This very power of a holy life to arouse hatred and persecution and opposition, is a part of the unconscious influence of holiness, and is mightily used by God for the advancement of His Kingdom on earth, so that many have been able to say with Paul when he was put into jail, that locking them up had only made the Gospel spread more, and made other men bolder to preach it. (Phil. i. 12-20.)

'Come,' said a distinguished Scotch professor to a German skeptic, 'and I will show you a student that will make you think of Jesus.'

'There is no difference between him and the Book,' said his fellow-townsmen of a Chinese convert.

'Ye are the light of the world,' said Jesus; 'ye are the salt of the earth,'

Such lives are full of healing, cleansing, helping, comforting power; and such may be your life, my brother, my sister, no matter how dark your surroundings, if you will consecrate yourself entirely to God, take up your cross and follow Jesus, and seek, ask for, and receive the Holy Spirit as your Sanctifier.

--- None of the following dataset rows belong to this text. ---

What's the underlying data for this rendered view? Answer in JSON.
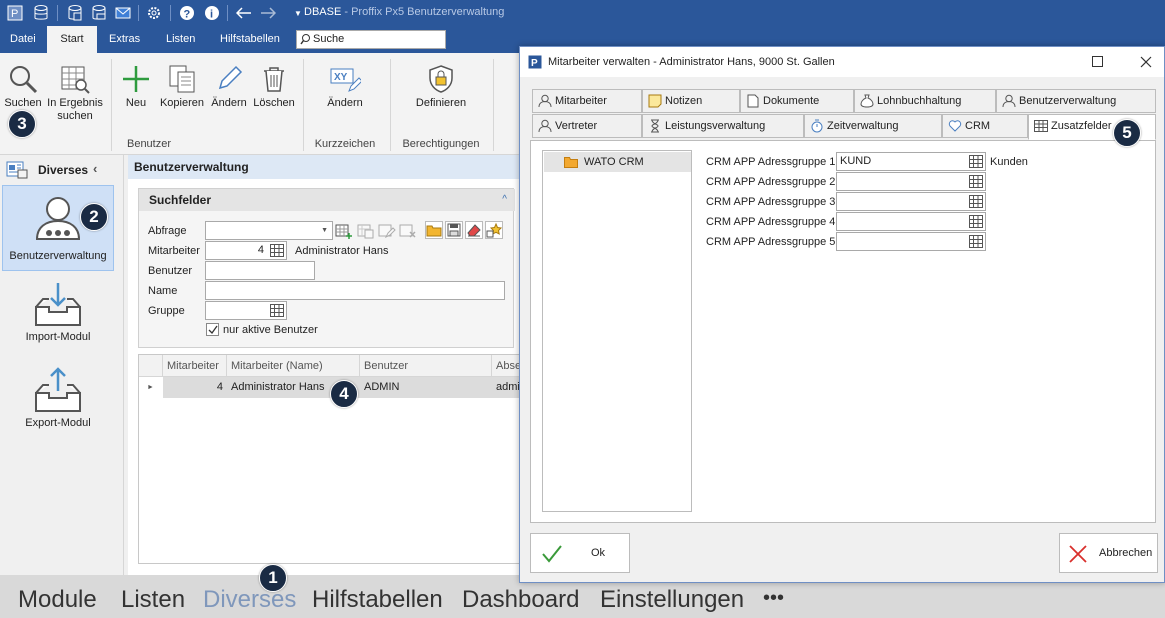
{
  "app": {
    "db_label": "DBASE",
    "title": "Proffix Px5 Benutzerverwaltung"
  },
  "menu": {
    "tabs": [
      "Datei",
      "Start",
      "Extras",
      "Listen",
      "Hilfstabellen"
    ],
    "search_placeholder": "Suche"
  },
  "ribbon": {
    "suchen": "Suchen",
    "in_ergebnis_1": "In Ergebnis",
    "in_ergebnis_2": "suchen",
    "neu": "Neu",
    "kopieren": "Kopieren",
    "aendern": "Ändern",
    "loeschen": "Löschen",
    "kurz_aendern": "Ändern",
    "definieren": "Definieren",
    "group_benutzer": "Benutzer",
    "group_kurzzeichen": "Kurzzeichen",
    "group_berechtigungen": "Berechtigungen"
  },
  "leftnav": {
    "header": "Diverses",
    "items": [
      "Benutzerverwaltung",
      "Import-Modul",
      "Export-Modul"
    ]
  },
  "main": {
    "header": "Benutzerverwaltung",
    "suchfelder": "Suchfelder",
    "labels": {
      "abfrage": "Abfrage",
      "mitarbeiter": "Mitarbeiter",
      "benutzer": "Benutzer",
      "name": "Name",
      "gruppe": "Gruppe"
    },
    "mitarbeiter_value": "4",
    "mitarbeiter_name": "Administrator Hans",
    "nur_aktive": "nur aktive Benutzer",
    "grid": {
      "columns": [
        "Mitarbeiter",
        "Mitarbeiter (Name)",
        "Benutzer",
        "Abse"
      ],
      "row": [
        "4",
        "Administrator Hans",
        "ADMIN",
        "admi"
      ]
    }
  },
  "bottom_nav": [
    "Module",
    "Listen",
    "Diverses",
    "Hilfstabellen",
    "Dashboard",
    "Einstellungen",
    "•••"
  ],
  "dialog": {
    "title": "Mitarbeiter verwalten - Administrator Hans, 9000 St. Gallen",
    "tabs_row1": [
      "Mitarbeiter",
      "Notizen",
      "Dokumente",
      "Lohnbuchhaltung",
      "Benutzerverwaltung"
    ],
    "tabs_row2": [
      "Vertreter",
      "Leistungsverwaltung",
      "Zeitverwaltung",
      "CRM",
      "Zusatzfelder"
    ],
    "tree_item": "WATO CRM",
    "crm_fields": [
      {
        "label": "CRM APP Adressgruppe 1",
        "value": "KUND",
        "desc": "Kunden"
      },
      {
        "label": "CRM APP Adressgruppe 2",
        "value": "",
        "desc": ""
      },
      {
        "label": "CRM APP Adressgruppe 3",
        "value": "",
        "desc": ""
      },
      {
        "label": "CRM APP Adressgruppe 4",
        "value": "",
        "desc": ""
      },
      {
        "label": "CRM APP Adressgruppe 5",
        "value": "",
        "desc": ""
      }
    ],
    "ok": "Ok",
    "abbrechen": "Abbrechen"
  },
  "badges": [
    "1",
    "2",
    "3",
    "4",
    "5"
  ],
  "colors": {
    "titlebar": "#2b579a",
    "selection": "#cfe0f6",
    "badge": "#1a2b44",
    "cancel_x": "#d9302c",
    "ok_check": "#3a9a3a"
  }
}
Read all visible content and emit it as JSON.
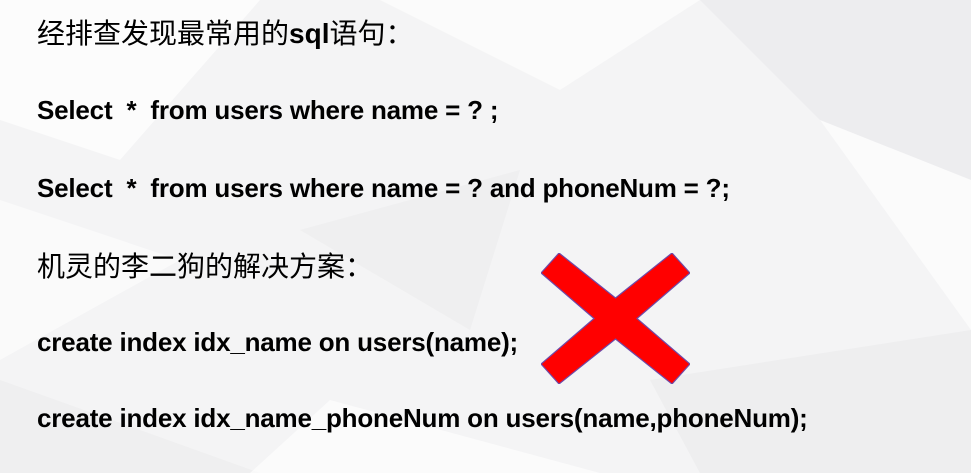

Oh, that He may come into your heart right now, and nevermore be grieved, or allowed to depart!

Oh, make my life one blazing fire Of pure and fervent heart desire, The lost to find, the low to raise, And give them cause Thy name to praise, Because, wherever I may go, I show Thy power to every foe!

Directory: cfs-filesystemfile.ashx -> key -> CommunityServer.Discussions.Components.Files
CommunityServer.Discussions.Components.Files -> Volume II plates
CommunityServer.Discussions.Components.Files -> The Project Gutenberg eBook, Jerusalem Explored, Volume i-text, by Ermete Pierotti, Translated by Thomas George Bonney
CommunityServer.Discussions.Components.Files -> T h e disciple s
CommunityServer.Discussions.Components.Files -> The flying inn
CommunityServer.Discussions.Components.Files -> The biblical Illustrator
CommunityServer.Discussions.Components.Files -> The Church in Rome in the First Century George Edmundson
CommunityServer.Discussions.Components.Files -> The Gospel in Leviticus J. A. Seiss First Lecture. Introduction
CommunityServer.Discussions.Components.Files -> Introduction Preliminary Concern: Why bother with Bible study?
CommunityServer.Discussions.Components.Files -> New latin grammar
CommunityServer.Discussions.Components.Files -> Guide To The Puritans

Share with your friends:
1   ...   13   14   15   16   17   18   19   20   ...   63

The database is protected by copyright © 2019
send message

    Main page